Trump Is Not Responsible for the Death of a Man Who Swallowed Fish Tank Cleaner

The media can reasonably blame Trump for a lot of things. This is not one of them.


An Arizona man died after swallowing a chemical used in fish tank cleaners, and many in the media know just who to blame: President Donald Trump.

The man and his wife both ingested chloroquine phosphate, reportedly believing it to be a miracle cure for coronavirus. The wife has survived and is blaming her husband's death on President Trump, who cited preliminary and unconfirmed research that the anti-malarial drug hydroxychloroquine could be used to treat COVID-19. This apparently convinced the pair that they should immediately obtain chloroquine phosphate—a different form of the chemical—and consume it.

"We saw Trump on TV—every channel—and all of his buddies said that this was safe," the woman told NBC. "Trump kept saying it was basically pretty much a cure."

Many in the media are also blaming Trump for this death, either implicitly or explicitly. "Arizona Man Dies After Taking Chemical in Coronavirus Treatment Touted by President Trump," proclaimed Time magazine. CBS initially reported the same. Prominent #NeverTrump pundits George Conway and Rick Wilson suggested Trump was morally complicit. Business Insider put the unnamed woman's condemnation of Trump in its headline.
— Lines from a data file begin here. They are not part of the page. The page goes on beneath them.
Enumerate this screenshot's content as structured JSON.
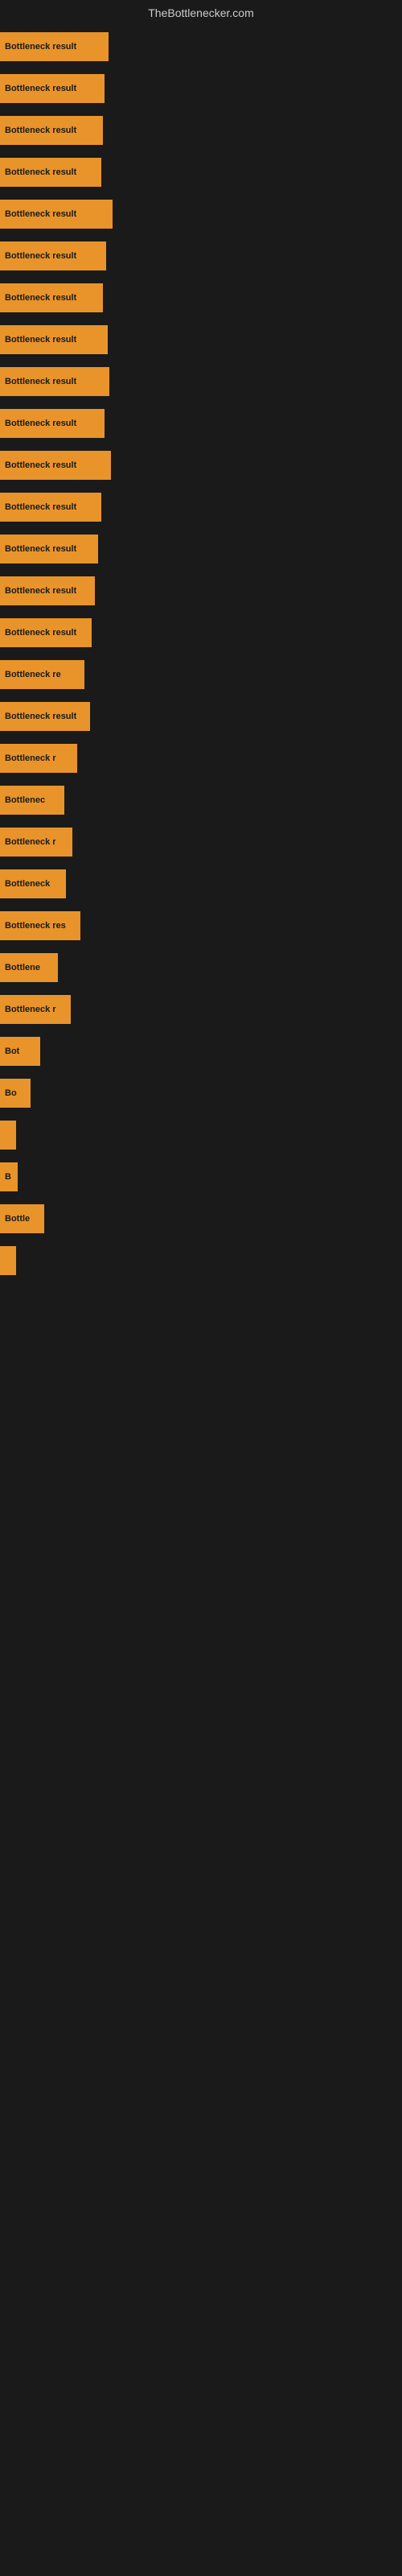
{
  "site": {
    "title": "TheBottlenecker.com"
  },
  "bars": [
    {
      "label": "Bottleneck result",
      "width": 135,
      "id": 1
    },
    {
      "label": "Bottleneck result",
      "width": 130,
      "id": 2
    },
    {
      "label": "Bottleneck result",
      "width": 128,
      "id": 3
    },
    {
      "label": "Bottleneck result",
      "width": 126,
      "id": 4
    },
    {
      "label": "Bottleneck result",
      "width": 140,
      "id": 5
    },
    {
      "label": "Bottleneck result",
      "width": 132,
      "id": 6
    },
    {
      "label": "Bottleneck result",
      "width": 128,
      "id": 7
    },
    {
      "label": "Bottleneck result",
      "width": 134,
      "id": 8
    },
    {
      "label": "Bottleneck result",
      "width": 136,
      "id": 9
    },
    {
      "label": "Bottleneck result",
      "width": 130,
      "id": 10
    },
    {
      "label": "Bottleneck result",
      "width": 138,
      "id": 11
    },
    {
      "label": "Bottleneck result",
      "width": 126,
      "id": 12
    },
    {
      "label": "Bottleneck result",
      "width": 122,
      "id": 13
    },
    {
      "label": "Bottleneck result",
      "width": 118,
      "id": 14
    },
    {
      "label": "Bottleneck result",
      "width": 114,
      "id": 15
    },
    {
      "label": "Bottleneck re",
      "width": 105,
      "id": 16
    },
    {
      "label": "Bottleneck result",
      "width": 112,
      "id": 17
    },
    {
      "label": "Bottleneck r",
      "width": 96,
      "id": 18
    },
    {
      "label": "Bottlenec",
      "width": 80,
      "id": 19
    },
    {
      "label": "Bottleneck r",
      "width": 90,
      "id": 20
    },
    {
      "label": "Bottleneck",
      "width": 82,
      "id": 21
    },
    {
      "label": "Bottleneck res",
      "width": 100,
      "id": 22
    },
    {
      "label": "Bottlene",
      "width": 72,
      "id": 23
    },
    {
      "label": "Bottleneck r",
      "width": 88,
      "id": 24
    },
    {
      "label": "Bot",
      "width": 50,
      "id": 25
    },
    {
      "label": "Bo",
      "width": 38,
      "id": 26
    },
    {
      "label": "",
      "width": 8,
      "id": 27
    },
    {
      "label": "B",
      "width": 22,
      "id": 28
    },
    {
      "label": "Bottle",
      "width": 55,
      "id": 29
    },
    {
      "label": "",
      "width": 6,
      "id": 30
    },
    {
      "label": "",
      "width": 0,
      "id": 31
    },
    {
      "label": "",
      "width": 0,
      "id": 32
    },
    {
      "label": "",
      "width": 0,
      "id": 33
    },
    {
      "label": "",
      "width": 0,
      "id": 34
    },
    {
      "label": "",
      "width": 0,
      "id": 35
    },
    {
      "label": "",
      "width": 0,
      "id": 36
    },
    {
      "label": "",
      "width": 0,
      "id": 37
    },
    {
      "label": "",
      "width": 0,
      "id": 38
    }
  ]
}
Some headlines were altered—often without acknowledgment—after the full picture emerged. Axios, at least, explained its decision to revisit its initial impression: "This story has been updated to reflect the fact that the form of chloroquine the couple ingested was used in aquariums—and it was not a medication."

The president was certainly wrong to create any expectation, at this early juncture, about hydroxychloroquine and azithromycin. But contrary to what the woman suggested to reporters, Trump did not endorse all forms of chloroquine as safe. What she consumed wasn't even medicine—it was chloroquine phosphate, a form of the chemical used in fish tank cleaner. As Reason's Elizabeth Nolan Brown wrote this morning, "It hardly seems Trump's fault that this couple took his statements to mean that drinking any old thing with chloroquine in it could help them."

Journalists have correctly accused Trump of spreading misinformation about hydroxychloroquine, but in these frightening and confusing times, some of them need to be more careful before they commit the exact same sort of mistake.